▸ **DATA TO PROCESS**
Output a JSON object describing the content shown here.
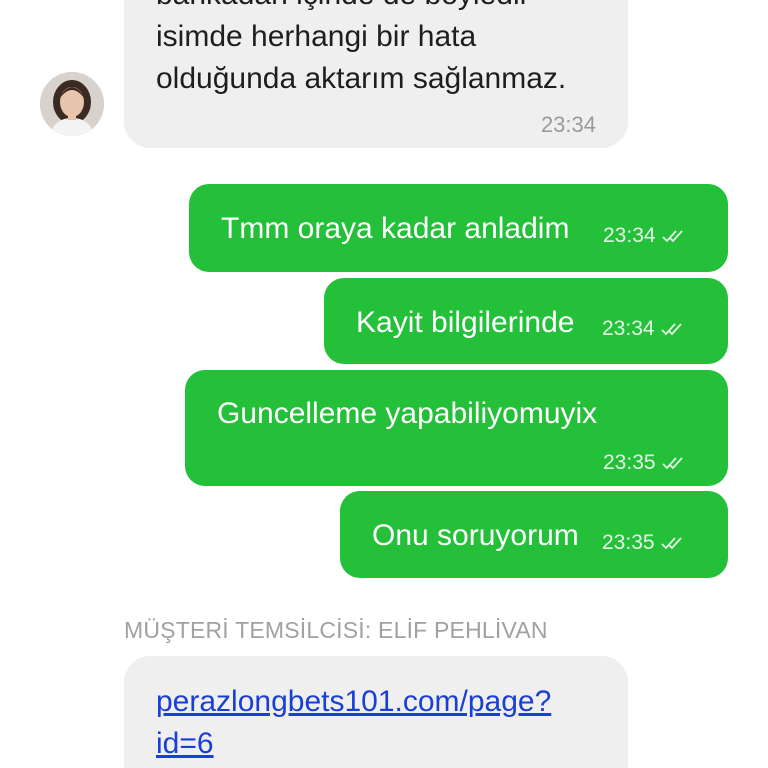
{
  "chat": {
    "incoming_top": {
      "lines": [
        "bankadan içinde de böyledir",
        "isimde herhangi bir hata",
        "olduğunda aktarım sağlanmaz."
      ],
      "time": "23:34"
    },
    "outgoing": [
      {
        "text": "Tmm oraya kadar anladim",
        "time": "23:34"
      },
      {
        "text": "Kayit bilgilerinde",
        "time": "23:34"
      },
      {
        "text": "Guncelleme yapabiliyomuyix",
        "time": "23:35"
      },
      {
        "text": "Onu soruyorum",
        "time": "23:35"
      }
    ],
    "agent_label": "MÜŞTERİ TEMSİLCİSİ: ELİF PEHLİVAN",
    "incoming_bottom": {
      "link_lines": [
        "perazlongbets101.com/page?",
        "id=6"
      ]
    }
  },
  "colors": {
    "outgoing_bubble": "#25c03a",
    "incoming_bubble": "#efefef",
    "link": "#1a3fd6"
  },
  "icons": {
    "read_receipt": "double-check-icon",
    "avatar": "agent-avatar"
  }
}
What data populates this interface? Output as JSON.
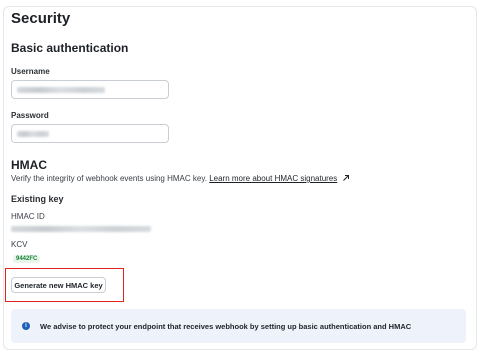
{
  "page": {
    "title": "Security"
  },
  "basic_auth": {
    "heading": "Basic authentication",
    "username_label": "Username",
    "password_label": "Password"
  },
  "hmac": {
    "heading": "HMAC",
    "description": "Verify the integrity of webhook events using HMAC key.",
    "learn_more_link": "Learn more about HMAC signatures",
    "link_icon": "external-link-arrow-icon",
    "existing_key_heading": "Existing key",
    "hmac_id_label": "HMAC ID",
    "kcv_label": "KCV",
    "kcv_value": "9442FC",
    "generate_button": "Generate new HMAC key"
  },
  "notice": {
    "icon": "info-icon",
    "text": "We advise to protect your endpoint that receives webhook by setting up basic authentication and HMAC"
  },
  "colors": {
    "highlight": "#e0231e",
    "notice_bg": "#eef3fb",
    "info_icon": "#1f5fb8",
    "kcv_text": "#1a7f37"
  }
}
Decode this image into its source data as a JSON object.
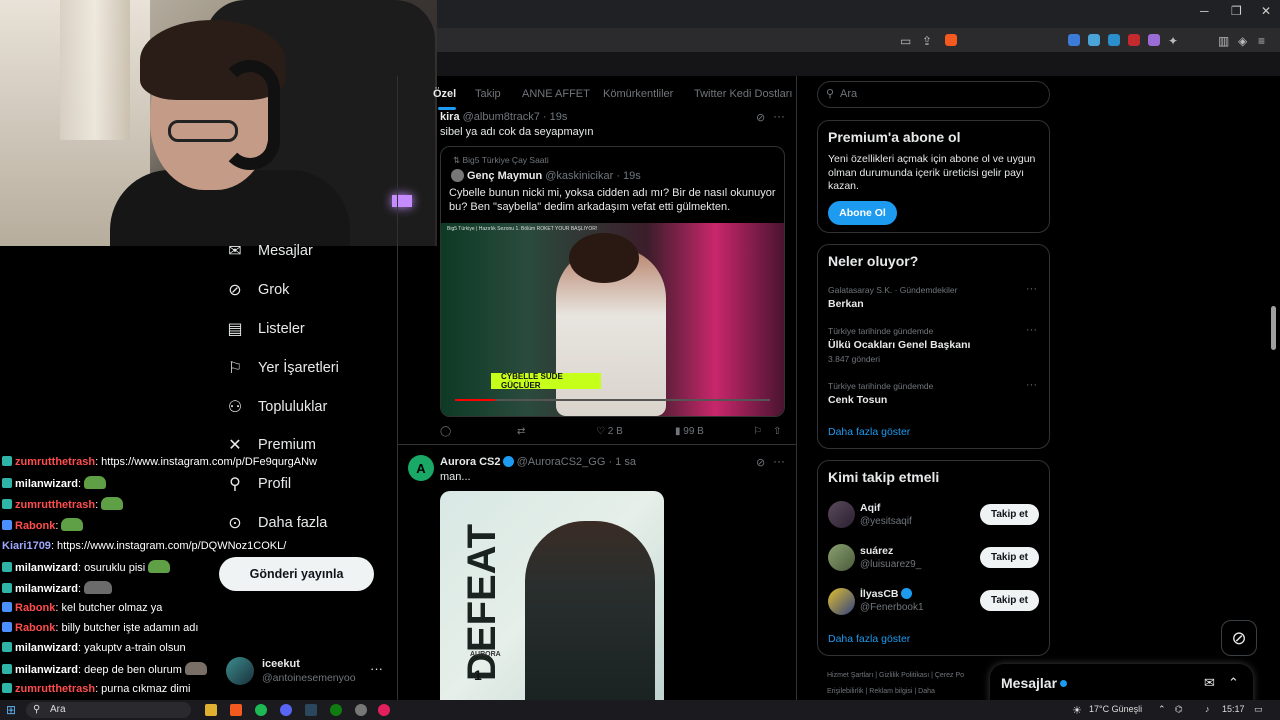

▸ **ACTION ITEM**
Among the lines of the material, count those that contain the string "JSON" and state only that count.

▸ **SOLUTION TO THE PROBLEM**
3